Rationale: Rebound pulmonary hypertension (PHT) can complicate the weaning of nitric oxide (NO), and is in part related to transient depletion of intrinsic cyclic guanosine monophosphate. Rebound is characterized by increased pulmonary arterial (PA) pressure, cardiopulmonary instability, and in some cases, the need to continue NO beyond the intended period of use. There is anecdotal evidence that sildenafil, a phosphodiesterase-5 inhibitor, may prevent recurrence of rebound.
Objectives: We investigated the role of sildenafil in preventing rebound (an increase in PA pressure of 20% or greater, or failure to discontinue NO) in patients in whom previous attempts had not been made to wean from NO.
Methods: Thirty ventilated infants and children, receiving 10 ppm or greater inhaled NO, were randomized to receive 0.4 mg/kg of sildenafil, or placebo, 1 h before discontinuing NO. Twenty-nine patients completed the study.
Measurements: PA pressures and blood gases were measured before the study drug, and 1 and 4 h after stopping NO.
Main results: Rebound occurred in 10 of 14 placebo patients, and 0 of 15 sildenafil patients (p < 0.001). PA pressure increased by 25% (14-67) in placebo patients, and by 1%(-9-5) in sildenafil patients (p < 0.001). Four placebo patients could not be weaned from NO due to severe cardiovascular instability, whereas all sildenafil patients were weaned (p = 0.042). Duration of ventilation after study was 98.0 (47.0-223.5) h for placebo patients and 28.2 (15.7-54.6) h for sildenafil patients (p = 0.024).

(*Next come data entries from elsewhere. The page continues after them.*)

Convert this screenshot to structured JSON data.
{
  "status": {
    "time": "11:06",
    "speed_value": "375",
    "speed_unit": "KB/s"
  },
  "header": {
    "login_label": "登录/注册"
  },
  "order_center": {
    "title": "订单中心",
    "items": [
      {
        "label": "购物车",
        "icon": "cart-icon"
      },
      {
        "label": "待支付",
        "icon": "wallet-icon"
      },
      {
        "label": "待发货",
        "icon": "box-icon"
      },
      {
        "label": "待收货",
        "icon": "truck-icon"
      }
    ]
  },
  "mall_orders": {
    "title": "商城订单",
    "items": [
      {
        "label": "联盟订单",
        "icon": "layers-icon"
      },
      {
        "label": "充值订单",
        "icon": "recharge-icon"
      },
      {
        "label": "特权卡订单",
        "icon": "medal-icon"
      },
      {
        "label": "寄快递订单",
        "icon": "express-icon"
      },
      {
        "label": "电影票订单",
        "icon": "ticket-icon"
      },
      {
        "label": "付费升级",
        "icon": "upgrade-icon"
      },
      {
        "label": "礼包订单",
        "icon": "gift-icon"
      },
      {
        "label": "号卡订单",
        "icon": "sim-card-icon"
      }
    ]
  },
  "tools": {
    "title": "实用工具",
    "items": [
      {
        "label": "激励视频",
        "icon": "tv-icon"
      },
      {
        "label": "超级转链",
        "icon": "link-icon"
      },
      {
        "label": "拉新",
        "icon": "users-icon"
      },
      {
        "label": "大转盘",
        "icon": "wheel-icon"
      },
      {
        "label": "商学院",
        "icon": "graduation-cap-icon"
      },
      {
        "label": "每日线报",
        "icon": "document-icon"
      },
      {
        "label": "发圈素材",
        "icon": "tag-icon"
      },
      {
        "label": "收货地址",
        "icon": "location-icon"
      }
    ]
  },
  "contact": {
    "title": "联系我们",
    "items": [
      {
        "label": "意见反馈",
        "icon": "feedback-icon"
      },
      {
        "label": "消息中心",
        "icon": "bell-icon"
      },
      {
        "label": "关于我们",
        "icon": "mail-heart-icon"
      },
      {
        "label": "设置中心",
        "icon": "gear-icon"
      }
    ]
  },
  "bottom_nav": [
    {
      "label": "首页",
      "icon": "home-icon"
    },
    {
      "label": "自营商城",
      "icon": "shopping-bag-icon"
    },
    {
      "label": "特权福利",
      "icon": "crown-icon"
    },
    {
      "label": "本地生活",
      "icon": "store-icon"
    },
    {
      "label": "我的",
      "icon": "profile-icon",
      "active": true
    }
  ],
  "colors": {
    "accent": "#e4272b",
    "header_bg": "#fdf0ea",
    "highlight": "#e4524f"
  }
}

Conclusion: A single dose of sildenafil prevented rebound after withdrawal of NO, and reduced the duration of mechanical ventilation. Prophylaxis with sildenafil should be considered when weaning patients from inhaled NO.